----- Data -----

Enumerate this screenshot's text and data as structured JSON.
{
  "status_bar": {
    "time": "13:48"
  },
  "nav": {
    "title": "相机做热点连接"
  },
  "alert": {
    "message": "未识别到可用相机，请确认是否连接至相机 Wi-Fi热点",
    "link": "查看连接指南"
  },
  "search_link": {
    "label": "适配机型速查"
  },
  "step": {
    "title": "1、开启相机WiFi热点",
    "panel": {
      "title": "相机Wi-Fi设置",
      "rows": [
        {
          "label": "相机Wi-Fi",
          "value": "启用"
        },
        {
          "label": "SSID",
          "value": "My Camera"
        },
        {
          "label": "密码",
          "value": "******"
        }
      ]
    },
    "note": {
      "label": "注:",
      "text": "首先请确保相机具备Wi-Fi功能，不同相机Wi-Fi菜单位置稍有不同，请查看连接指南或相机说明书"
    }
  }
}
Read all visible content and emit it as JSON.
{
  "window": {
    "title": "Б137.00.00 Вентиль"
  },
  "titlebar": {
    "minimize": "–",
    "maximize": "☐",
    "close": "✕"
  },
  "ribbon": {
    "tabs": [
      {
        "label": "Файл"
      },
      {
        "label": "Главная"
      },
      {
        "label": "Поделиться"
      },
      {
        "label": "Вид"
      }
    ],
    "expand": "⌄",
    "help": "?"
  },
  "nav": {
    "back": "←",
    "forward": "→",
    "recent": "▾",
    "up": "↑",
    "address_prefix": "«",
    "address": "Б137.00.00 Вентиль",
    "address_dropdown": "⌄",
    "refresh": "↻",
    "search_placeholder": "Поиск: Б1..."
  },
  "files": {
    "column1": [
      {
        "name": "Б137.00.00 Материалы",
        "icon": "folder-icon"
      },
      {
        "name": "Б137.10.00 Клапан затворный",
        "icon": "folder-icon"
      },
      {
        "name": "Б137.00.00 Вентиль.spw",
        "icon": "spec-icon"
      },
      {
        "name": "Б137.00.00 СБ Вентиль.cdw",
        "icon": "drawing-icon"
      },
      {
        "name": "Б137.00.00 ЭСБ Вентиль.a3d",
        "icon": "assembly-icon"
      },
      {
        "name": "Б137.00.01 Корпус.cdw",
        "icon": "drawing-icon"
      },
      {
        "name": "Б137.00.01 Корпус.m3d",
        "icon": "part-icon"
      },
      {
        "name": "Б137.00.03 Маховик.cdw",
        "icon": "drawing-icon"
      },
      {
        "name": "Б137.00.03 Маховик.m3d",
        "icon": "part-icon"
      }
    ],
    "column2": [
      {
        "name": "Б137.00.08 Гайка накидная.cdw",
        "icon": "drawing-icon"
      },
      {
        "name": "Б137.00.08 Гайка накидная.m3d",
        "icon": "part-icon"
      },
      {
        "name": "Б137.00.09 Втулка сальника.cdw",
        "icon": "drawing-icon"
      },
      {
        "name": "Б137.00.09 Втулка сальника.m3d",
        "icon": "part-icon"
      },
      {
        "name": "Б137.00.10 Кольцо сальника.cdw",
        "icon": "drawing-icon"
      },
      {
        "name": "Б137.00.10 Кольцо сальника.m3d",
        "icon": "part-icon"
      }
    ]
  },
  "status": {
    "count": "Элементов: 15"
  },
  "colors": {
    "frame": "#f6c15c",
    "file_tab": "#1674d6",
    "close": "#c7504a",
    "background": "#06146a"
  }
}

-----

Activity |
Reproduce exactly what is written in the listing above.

Answer box |
Enumerate this screenshot's text and data as structured JSON.
{
  "status_bar": {
    "time": "13:48"
  },
  "nav": {
    "title": "相机做热点连接"
  },
  "alert": {
    "message": "未识别到可用相机，请确认是否连接至相机 Wi-Fi热点",
    "link": "查看连接指南"
  },
  "search_link": {
    "label": "适配机型速查"
  },
  "step": {
    "title": "1、开启相机WiFi热点",
    "panel": {
      "title": "相机Wi-Fi设置",
      "rows": [
        {
          "label": "相机Wi-Fi",
          "value": "启用"
        },
        {
          "label": "SSID",
          "value": "My Camera"
        },
        {
          "label": "密码",
          "value": "******"
        }
      ]
    },
    "note": {
      "label": "注:",
      "text": "首先请确保相机具备Wi-Fi功能，不同相机Wi-Fi菜单位置稍有不同，请查看连接指南或相机说明书"
    }
  }
}
Read all visible content and emit it as JSON.
{
  "window": {
    "title": "Б137.00.00 Вентиль"
  },
  "titlebar": {
    "minimize": "–",
    "maximize": "☐",
    "close": "✕"
  },
  "ribbon": {
    "tabs": [
      {
        "label": "Файл"
      },
      {
        "label": "Главная"
      },
      {
        "label": "Поделиться"
      },
      {
        "label": "Вид"
      }
    ],
    "expand": "⌄",
    "help": "?"
  },
  "nav": {
    "back": "←",
    "forward": "→",
    "recent": "▾",
    "up": "↑",
    "address_prefix": "«",
    "address": "Б137.00.00 Вентиль",
    "address_dropdown": "⌄",
    "refresh": "↻",
    "search_placeholder": "Поиск: Б1..."
  },
  "files": {
    "column1": [
      {
        "name": "Б137.00.00 Материалы",
        "icon": "folder-icon"
      },
      {
        "name": "Б137.10.00 Клапан затворный",
        "icon": "folder-icon"
      },
      {
        "name": "Б137.00.00 Вентиль.spw",
        "icon": "spec-icon"
      },
      {
        "name": "Б137.00.00 СБ Вентиль.cdw",
        "icon": "drawing-icon"
      },
      {
        "name": "Б137.00.00 ЭСБ Вентиль.a3d",
        "icon": "assembly-icon"
      },
      {
        "name": "Б137.00.01 Корпус.cdw",
        "icon": "drawing-icon"
      },
      {
        "name": "Б137.00.01 Корпус.m3d",
        "icon": "part-icon"
      },
      {
        "name": "Б137.00.03 Маховик.cdw",
        "icon": "drawing-icon"
      },
      {
        "name": "Б137.00.03 Маховик.m3d",
        "icon": "part-icon"
      }
    ],
    "column2": [
      {
        "name": "Б137.00.08 Гайка накидная.cdw",
        "icon": "drawing-icon"
      },
      {
        "name": "Б137.00.08 Гайка накидная.m3d",
        "icon": "part-icon"
      },
      {
        "name": "Б137.00.09 Втулка сальника.cdw",
        "icon": "drawing-icon"
      },
      {
        "name": "Б137.00.09 Втулка сальника.m3d",
        "icon": "part-icon"
      },
      {
        "name": "Б137.00.10 Кольцо сальника.cdw",
        "icon": "drawing-icon"
      },
      {
        "name": "Б137.00.10 Кольцо сальника.m3d",
        "icon": "part-icon"
      }
    ]
  },
  "status": {
    "count": "Элементов: 15"
  },
  "colors": {
    "frame": "#f6c15c",
    "file_tab": "#1674d6",
    "close": "#c7504a",
    "background": "#06146a"
  }
}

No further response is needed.